So, did CQC claim on 19 May that it was conducting a review of FPPR in relation Paula Vasco-Knight’s appointment on 20 May, over 2 weeks after her contract with St George’s had been terminated, simply to spin an impression that CQC was doing “something”?
And why does CQC say one thing about the limit of its jurisdiction on FPPR, but then do the opposite?
The whiff of arbitrariness has not been dispelled, and is a most unfortunate quality in a regulator.
I hope Health Committee looks very closely at all this, and insists on more robust governance than the usual CQC “lessons NOT learned” internal review. Patients’ lives depend on competent, honest NHS management and regulation.
 Labour’s cover up on failing hospitals: Ministers tried to silence watchdog on eve of general election. Sophie Borland, Daily Mail, 3 October 2013
 CQC guidance for providers on Regulation 5: Fit and Proper Person and Regulation 20: Duty of Candour, November 2014
 CQC inspection report on Southport and Ormskirk NHS Trust, 13 May 2015
 Independent review of deaths of people with a Learning Disability or
Mental Health problem in contact with Southern Health NHS Foundation
Trust April 2011 to March 2015, by Mazars December 2015
 Southern Health NHS Trust ‘paid millions’ to Katrina Percy’s associates, by Michael Buchanan, BBC 29 July 2016
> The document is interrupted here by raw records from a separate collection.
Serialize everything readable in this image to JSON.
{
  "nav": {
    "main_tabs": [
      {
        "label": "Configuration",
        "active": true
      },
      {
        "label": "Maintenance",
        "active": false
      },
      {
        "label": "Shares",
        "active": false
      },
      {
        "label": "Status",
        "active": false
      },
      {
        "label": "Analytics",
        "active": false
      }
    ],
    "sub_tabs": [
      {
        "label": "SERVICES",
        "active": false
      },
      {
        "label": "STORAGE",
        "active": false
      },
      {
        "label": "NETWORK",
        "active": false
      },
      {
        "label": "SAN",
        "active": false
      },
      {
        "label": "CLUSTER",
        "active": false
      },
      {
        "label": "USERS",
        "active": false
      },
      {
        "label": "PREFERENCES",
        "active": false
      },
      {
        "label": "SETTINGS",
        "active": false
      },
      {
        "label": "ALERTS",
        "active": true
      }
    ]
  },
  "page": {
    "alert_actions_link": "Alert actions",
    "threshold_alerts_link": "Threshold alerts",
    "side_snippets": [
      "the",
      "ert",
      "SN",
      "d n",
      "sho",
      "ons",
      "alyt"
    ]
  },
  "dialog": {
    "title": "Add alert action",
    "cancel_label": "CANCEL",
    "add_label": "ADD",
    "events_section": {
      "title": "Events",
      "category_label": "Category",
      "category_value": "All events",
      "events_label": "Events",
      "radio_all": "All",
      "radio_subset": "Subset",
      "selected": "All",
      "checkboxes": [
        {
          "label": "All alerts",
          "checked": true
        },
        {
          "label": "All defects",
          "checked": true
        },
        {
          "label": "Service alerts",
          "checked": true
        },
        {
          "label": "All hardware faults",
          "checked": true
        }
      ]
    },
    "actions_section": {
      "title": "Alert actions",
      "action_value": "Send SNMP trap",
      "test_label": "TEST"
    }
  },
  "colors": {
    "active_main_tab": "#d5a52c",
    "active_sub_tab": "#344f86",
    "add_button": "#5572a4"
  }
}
 CQC response 9 June 2015 to FOI about FPPR referrals
 Further CQC response 29 June 2015 to FOI about FPPR referrals
 More than 60 managers have faced Fit and Proper complaints, Shaun Lintern Health Service Journal 29 June 2015
 Letter from David Behan 19 August 2015
 CQC to review whether fit and proper person rule “need to change”. Will Hazel, Health Service Journal, 24 May 2016
 CQC internal review report on CQC’s handling of patient safety risks in Homerton maternity services, 15 March 2016
 Hansard record of parliamentary debate on the Liverpool Community Health NHS Trust scandal, a Capsticks report and NHS whistleblowing 13 July 2016
 Nurse turned Chief Executive resigns in wake of employment tribunal. Sarah Calkin, Nursing Times, 30 May 2014
 Ex Torbay hospital worker awarded £230,000 compensation over ‘nepotism’ row, Herald Express 19 July 2015
 Employment Tribunal Judgment Penny Gates and Clare Sardari v South Devon Healthcare NHS Foundation Trust and Torbay and Southern Devon Health and Care NHS Trust
 FOI disclosure 10 June 2016 by East Lancashire Hospitals NHS Trust
 Email from CQC 27 October 2015
 FPPR closure letter on Paula Vasco-Knight, from Mike Richards CQC Chief Inspector to St George’s
 Open letter 26 April 2016 by Clare Sardari South Devon whistleblower to St. George’s
 Teaching trust loses second chief executive in two weeks. Shaun Lintern Health Service Journal 3 May 2016
 CQC looking into Vasco-Knight appointment. Will Hazel, Health Service Journal 20 May 2016
 FOI disclosure by St George’s 27 July 2016
 Former Torbay Hospital Chief under financial investigation. HE Tina Crowson, Herald Express 5 May 2016